## WHAT THE EXERCISE ASKS
Look at each line below and tally those holding "avatar"; answer with that figure and nothing else.

Data items:
========================================================================
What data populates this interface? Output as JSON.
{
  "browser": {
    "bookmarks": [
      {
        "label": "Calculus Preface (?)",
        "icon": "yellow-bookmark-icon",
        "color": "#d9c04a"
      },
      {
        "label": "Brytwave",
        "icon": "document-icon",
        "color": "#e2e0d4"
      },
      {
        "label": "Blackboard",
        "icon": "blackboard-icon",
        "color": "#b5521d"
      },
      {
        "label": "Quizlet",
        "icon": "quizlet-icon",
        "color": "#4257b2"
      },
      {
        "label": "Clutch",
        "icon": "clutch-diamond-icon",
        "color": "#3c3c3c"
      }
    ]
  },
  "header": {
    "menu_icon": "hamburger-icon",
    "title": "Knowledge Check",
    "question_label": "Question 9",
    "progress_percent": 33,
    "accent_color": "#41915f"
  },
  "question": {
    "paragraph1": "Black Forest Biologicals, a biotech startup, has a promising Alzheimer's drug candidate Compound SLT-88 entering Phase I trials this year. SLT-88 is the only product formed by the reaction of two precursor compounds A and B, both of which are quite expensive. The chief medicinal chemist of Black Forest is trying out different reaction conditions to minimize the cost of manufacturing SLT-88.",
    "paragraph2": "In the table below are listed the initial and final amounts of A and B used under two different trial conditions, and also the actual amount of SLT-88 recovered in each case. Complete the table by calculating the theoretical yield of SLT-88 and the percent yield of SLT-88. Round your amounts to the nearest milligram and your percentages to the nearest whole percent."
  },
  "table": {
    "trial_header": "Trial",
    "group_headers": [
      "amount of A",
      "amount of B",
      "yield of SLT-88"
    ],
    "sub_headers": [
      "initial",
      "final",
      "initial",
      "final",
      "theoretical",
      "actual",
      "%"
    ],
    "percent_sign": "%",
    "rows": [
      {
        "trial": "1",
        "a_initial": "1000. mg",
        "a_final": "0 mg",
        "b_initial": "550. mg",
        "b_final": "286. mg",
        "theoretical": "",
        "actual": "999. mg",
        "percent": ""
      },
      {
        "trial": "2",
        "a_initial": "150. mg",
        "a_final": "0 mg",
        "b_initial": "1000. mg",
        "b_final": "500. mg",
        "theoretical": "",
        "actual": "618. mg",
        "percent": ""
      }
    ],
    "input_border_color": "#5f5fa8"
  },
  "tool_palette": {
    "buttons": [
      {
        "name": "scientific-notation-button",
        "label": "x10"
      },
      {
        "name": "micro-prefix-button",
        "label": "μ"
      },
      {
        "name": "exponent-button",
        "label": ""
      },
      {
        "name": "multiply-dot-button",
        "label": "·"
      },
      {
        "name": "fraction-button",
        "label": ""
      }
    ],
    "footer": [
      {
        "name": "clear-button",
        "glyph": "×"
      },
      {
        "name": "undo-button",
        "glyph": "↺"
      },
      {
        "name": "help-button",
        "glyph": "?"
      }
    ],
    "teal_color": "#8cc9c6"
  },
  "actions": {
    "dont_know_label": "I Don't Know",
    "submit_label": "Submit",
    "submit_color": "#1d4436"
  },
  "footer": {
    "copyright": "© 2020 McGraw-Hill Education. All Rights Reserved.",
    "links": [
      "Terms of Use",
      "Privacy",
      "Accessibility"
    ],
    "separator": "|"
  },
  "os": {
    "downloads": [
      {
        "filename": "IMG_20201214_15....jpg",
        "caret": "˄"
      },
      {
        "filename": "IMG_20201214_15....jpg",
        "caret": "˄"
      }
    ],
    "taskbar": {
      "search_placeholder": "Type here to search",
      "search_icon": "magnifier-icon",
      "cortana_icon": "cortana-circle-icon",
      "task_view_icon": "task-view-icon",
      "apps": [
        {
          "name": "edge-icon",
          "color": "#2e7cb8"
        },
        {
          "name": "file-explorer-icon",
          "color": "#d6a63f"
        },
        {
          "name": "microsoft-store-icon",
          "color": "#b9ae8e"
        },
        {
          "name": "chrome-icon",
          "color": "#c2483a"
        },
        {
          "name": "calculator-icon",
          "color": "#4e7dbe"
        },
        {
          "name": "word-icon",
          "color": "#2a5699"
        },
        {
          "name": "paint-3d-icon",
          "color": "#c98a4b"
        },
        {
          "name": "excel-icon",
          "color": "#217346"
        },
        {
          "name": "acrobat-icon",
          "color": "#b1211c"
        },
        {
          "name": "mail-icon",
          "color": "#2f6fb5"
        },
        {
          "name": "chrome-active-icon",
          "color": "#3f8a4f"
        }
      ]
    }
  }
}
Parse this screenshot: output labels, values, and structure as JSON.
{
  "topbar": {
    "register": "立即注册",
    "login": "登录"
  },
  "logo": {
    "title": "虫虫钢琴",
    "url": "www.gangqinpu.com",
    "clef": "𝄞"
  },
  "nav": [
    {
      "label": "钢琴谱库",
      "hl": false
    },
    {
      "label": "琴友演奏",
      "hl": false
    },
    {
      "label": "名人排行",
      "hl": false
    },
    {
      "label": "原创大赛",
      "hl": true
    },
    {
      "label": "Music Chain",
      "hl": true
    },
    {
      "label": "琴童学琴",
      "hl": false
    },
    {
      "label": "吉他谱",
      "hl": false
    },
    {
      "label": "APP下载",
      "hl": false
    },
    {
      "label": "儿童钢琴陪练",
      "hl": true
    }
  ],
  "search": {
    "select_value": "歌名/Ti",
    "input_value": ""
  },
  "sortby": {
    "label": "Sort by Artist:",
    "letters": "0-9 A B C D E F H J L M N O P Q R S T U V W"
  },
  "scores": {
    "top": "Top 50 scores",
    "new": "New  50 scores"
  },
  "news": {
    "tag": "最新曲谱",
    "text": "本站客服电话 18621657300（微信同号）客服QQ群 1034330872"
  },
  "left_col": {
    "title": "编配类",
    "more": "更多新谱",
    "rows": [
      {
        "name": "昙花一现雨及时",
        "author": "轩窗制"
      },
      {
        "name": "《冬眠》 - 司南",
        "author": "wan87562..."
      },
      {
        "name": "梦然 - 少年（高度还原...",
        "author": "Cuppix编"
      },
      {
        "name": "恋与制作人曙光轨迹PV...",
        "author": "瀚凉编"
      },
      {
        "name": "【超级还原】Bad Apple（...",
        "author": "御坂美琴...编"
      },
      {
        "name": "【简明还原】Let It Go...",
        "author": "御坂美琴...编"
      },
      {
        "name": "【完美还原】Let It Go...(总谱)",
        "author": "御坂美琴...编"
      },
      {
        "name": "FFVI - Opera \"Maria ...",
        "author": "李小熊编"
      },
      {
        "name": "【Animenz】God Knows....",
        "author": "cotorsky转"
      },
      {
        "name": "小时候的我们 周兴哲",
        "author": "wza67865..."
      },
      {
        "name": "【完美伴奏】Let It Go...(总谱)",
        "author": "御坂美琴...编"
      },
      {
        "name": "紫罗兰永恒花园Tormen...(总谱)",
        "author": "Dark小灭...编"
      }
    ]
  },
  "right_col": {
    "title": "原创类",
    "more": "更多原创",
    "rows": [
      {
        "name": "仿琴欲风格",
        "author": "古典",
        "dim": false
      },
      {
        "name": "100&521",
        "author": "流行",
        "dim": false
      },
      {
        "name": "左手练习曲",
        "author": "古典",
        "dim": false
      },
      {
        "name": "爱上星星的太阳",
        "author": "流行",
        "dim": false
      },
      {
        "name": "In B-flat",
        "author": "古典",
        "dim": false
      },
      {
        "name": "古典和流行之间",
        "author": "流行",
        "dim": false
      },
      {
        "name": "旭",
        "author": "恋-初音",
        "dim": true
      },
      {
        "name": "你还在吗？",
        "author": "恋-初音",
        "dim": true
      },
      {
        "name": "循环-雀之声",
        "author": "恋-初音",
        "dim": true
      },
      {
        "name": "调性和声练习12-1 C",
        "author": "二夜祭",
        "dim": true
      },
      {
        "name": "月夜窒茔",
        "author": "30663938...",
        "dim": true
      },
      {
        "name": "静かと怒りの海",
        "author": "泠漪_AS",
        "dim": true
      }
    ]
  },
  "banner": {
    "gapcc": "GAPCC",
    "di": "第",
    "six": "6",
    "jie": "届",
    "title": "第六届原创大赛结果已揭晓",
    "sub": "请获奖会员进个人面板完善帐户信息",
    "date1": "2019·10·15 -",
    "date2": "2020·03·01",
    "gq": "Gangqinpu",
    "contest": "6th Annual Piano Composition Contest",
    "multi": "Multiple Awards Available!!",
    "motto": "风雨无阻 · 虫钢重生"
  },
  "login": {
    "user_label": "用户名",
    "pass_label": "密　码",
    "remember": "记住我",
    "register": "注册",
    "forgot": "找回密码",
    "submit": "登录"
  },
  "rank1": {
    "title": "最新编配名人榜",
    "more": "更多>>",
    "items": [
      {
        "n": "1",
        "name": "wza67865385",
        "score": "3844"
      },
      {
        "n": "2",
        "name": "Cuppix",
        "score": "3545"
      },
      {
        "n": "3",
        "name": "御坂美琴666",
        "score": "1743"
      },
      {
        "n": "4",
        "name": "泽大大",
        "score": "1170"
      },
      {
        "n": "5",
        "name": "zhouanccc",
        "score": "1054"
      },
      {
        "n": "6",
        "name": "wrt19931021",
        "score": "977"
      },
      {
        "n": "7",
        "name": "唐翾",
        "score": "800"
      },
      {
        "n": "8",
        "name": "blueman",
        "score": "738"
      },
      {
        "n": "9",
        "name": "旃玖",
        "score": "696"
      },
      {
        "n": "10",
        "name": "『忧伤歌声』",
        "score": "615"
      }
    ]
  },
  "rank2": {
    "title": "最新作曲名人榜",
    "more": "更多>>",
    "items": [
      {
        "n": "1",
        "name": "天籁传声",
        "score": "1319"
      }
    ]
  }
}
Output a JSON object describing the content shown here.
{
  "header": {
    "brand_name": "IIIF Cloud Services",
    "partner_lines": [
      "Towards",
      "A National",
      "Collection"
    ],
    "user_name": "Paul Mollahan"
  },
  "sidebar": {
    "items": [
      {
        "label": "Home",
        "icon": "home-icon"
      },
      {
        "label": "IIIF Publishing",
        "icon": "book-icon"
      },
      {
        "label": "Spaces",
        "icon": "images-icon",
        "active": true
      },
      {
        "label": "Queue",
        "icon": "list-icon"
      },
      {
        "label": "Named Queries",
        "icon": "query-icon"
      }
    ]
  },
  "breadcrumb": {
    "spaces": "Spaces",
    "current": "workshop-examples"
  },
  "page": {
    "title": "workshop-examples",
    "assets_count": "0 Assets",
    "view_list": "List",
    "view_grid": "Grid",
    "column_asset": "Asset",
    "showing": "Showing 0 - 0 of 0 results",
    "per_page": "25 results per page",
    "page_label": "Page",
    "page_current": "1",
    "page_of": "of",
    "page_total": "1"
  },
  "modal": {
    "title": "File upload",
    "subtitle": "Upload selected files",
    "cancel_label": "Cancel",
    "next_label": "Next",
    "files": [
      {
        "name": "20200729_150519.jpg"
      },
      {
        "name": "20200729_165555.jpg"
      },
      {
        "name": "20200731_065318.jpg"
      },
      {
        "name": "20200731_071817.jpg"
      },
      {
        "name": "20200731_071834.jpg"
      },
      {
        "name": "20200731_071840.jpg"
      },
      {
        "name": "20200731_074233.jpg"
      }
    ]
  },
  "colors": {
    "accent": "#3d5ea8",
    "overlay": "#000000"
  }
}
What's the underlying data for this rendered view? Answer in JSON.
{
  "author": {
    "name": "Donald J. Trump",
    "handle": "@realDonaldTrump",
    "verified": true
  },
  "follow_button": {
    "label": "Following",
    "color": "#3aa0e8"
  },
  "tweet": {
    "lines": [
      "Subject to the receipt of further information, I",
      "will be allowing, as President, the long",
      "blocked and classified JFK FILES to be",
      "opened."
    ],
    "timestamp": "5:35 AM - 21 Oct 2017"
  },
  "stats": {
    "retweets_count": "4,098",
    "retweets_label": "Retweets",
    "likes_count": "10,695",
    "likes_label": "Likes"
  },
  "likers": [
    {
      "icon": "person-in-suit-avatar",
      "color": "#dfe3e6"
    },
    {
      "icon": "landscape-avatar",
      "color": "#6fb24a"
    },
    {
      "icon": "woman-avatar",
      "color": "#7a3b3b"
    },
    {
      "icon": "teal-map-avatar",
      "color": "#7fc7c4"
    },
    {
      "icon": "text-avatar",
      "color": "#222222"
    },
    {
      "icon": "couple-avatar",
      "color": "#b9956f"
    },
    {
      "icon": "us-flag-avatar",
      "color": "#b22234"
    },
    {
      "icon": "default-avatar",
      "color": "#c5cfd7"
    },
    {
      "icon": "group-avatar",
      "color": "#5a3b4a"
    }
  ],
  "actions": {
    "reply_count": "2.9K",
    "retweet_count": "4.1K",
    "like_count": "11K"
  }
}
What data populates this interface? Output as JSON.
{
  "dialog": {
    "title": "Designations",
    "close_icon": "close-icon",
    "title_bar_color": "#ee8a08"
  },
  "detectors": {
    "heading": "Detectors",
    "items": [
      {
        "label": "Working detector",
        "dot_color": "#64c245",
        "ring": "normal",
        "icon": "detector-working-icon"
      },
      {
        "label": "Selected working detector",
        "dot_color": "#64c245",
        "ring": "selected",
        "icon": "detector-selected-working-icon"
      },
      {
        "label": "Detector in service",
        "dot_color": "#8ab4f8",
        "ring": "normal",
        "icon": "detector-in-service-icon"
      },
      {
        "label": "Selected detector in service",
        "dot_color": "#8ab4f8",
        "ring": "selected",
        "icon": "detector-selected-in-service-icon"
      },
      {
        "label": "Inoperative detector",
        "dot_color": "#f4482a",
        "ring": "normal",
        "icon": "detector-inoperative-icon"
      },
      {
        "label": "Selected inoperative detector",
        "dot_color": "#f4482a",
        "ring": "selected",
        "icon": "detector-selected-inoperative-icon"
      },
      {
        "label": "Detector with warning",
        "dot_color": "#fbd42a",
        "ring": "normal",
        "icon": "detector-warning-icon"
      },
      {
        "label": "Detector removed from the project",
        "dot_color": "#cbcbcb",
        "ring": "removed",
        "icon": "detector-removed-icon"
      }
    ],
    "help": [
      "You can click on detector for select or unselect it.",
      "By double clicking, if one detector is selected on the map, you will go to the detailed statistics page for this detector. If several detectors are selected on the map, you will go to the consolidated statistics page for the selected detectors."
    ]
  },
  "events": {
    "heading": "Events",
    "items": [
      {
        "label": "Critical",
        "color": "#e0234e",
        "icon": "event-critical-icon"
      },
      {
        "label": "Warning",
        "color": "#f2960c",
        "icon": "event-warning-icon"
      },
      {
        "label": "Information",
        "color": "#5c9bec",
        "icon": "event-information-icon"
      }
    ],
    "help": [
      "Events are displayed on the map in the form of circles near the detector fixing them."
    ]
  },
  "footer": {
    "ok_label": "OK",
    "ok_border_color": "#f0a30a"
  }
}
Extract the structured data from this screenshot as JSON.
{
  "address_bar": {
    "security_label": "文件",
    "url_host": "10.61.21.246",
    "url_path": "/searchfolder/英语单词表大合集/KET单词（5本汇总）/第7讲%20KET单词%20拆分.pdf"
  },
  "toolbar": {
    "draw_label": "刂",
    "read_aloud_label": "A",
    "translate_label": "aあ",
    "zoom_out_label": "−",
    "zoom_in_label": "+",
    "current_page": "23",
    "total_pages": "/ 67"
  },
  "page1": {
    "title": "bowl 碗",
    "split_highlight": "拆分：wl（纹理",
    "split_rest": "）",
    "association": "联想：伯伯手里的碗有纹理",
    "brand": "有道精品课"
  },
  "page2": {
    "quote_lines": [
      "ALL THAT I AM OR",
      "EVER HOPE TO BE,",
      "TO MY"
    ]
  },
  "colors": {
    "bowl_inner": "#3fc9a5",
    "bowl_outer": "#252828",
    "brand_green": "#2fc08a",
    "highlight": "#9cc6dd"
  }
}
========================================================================
## SOLUTION TO THIS TASK
9